In this Activity, students determine the density of different sugar solutions (0-50%). They then dye the solutions and devise a method to combine the solutions to make a multi-colored, layered heterogeneous mixture. This Activity could be used in units dealing with measurement or density.
In this Activity, students combine liquids in a calorimeter and use a thermometer to determine if the reaction mixture gets hot or cold. All of the chemicals (yeast, hydrogen peroxide, vinegar and baking soda) except ammonium nitrate, are available in supermarkets.
In this Activity, students first prepare a gel using the superabsorbent polymer sodium polyacrylate (found in certain diapers) and water. The gel is split into piles and samples of different compounds are sprinkled on the piles. Students determine that ionic compounds break down the gel, while covalent compounds have no effect on the gel.
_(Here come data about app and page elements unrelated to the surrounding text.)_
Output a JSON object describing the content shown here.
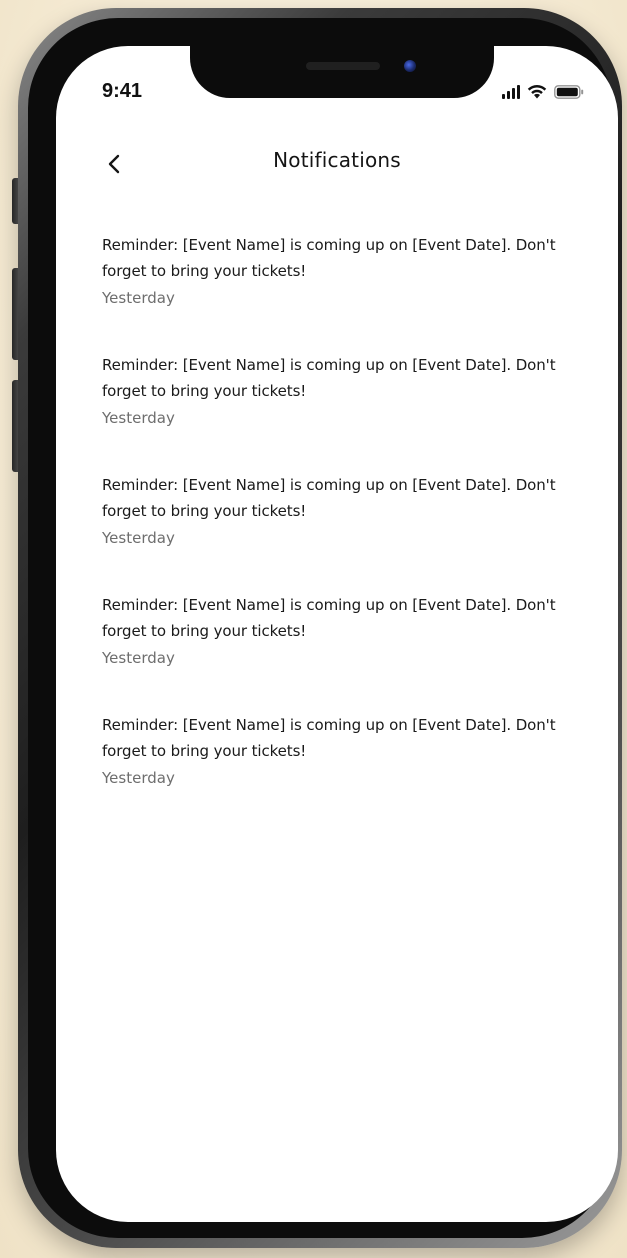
{
  "status_bar": {
    "time": "9:41",
    "signal_icon": "cellular-signal-icon",
    "wifi_icon": "wifi-icon",
    "battery_icon": "battery-icon"
  },
  "header": {
    "back_icon": "chevron-left-icon",
    "title": "Notifications"
  },
  "notifications": [
    {
      "message": "Reminder: [Event Name] is coming up on [Event Date]. Don't forget to bring your tickets!",
      "time": "Yesterday"
    },
    {
      "message": "Reminder: [Event Name] is coming up on [Event Date]. Don't forget to bring your tickets!",
      "time": "Yesterday"
    },
    {
      "message": "Reminder: [Event Name] is coming up on [Event Date]. Don't forget to bring your tickets!",
      "time": "Yesterday"
    },
    {
      "message": "Reminder: [Event Name] is coming up on [Event Date]. Don't forget to bring your tickets!",
      "time": "Yesterday"
    },
    {
      "message": "Reminder: [Event Name] is coming up on [Event Date]. Don't forget to bring your tickets!",
      "time": "Yesterday"
    }
  ],
  "colors": {
    "background": "#f7efdd",
    "screen": "#ffffff",
    "text_primary": "#1a1a1a",
    "text_secondary": "#6e6e6e"
  }
}
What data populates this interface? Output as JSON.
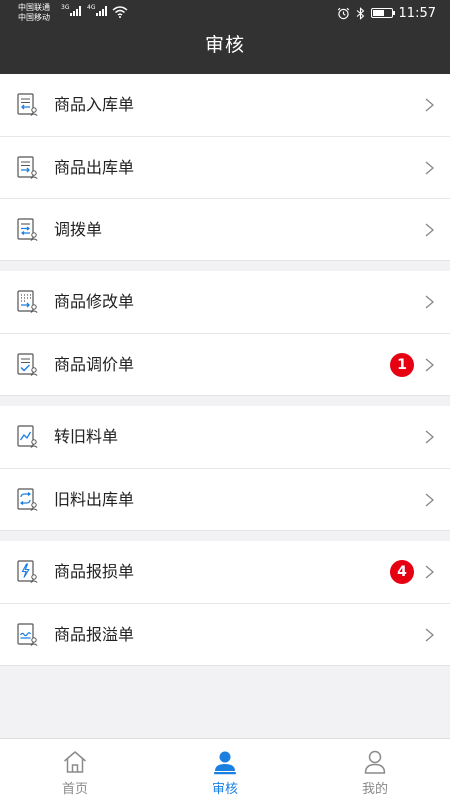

In this Activity, students investigate the physical properties of different balls that may look similar, but have very different rebound properties. Students also investigate how the rebound properties change when the balls are subjected to near freezing and near boiling temperatures. This Activity could be used at the beginning of the school year as an exercise in making observations.
In this Activity, students make a water filtration column using a 2-liter plastic beverage bottle that contains layers of gravel, sand, and activated charcoal. They prepare a contaminated sample of water and examine the filtration ability of the column. This environmental chemistry Activity can be used to complement a celebration of Earth Day.
In this Activity, students extract a fluorescent substance from shavings of narra wood. The pH-dependent fluorescence can be turned on and off using household acid and base solutions. A yellow filter blocks the exciting light but not the fluorescent emission. This Activity gets students thinking about the interaction of light and molecules.
In this Activity, students use their deductive reasoning skills as they identify formulas of unknown elements and compounds modeled by paperclips. Each color of paperclip represents a different element, with linkages between different paperclips in appropriate ratios representing 20 unknowns.
In this Activity, column chromatography separations are simulated using a grid, colored paper squares, and a six-sided die. Students observe the effects of changing flow rate, column length, and mobile phase composition. As squares come off the grid, the separation (or lack thereof) of the colors is noticeable.
In this Activity, students simulate Millikan’s oil drop experiment using drop-shaped magnets and steel BBs. Students determine the mass of a single BB analogous to the way Millikan determined the charge of a single electron.
In this Activity, students explore buoyancy with helium-filled Mylar balloons. They use the ideal gas law to predict the mass of the balloon if it were empty, compare it to the actual mass of the empty balloon, and discuss experimental sources of error. This Activity demonstrates the ideal gas law and introduces students to the concept of buoyancy.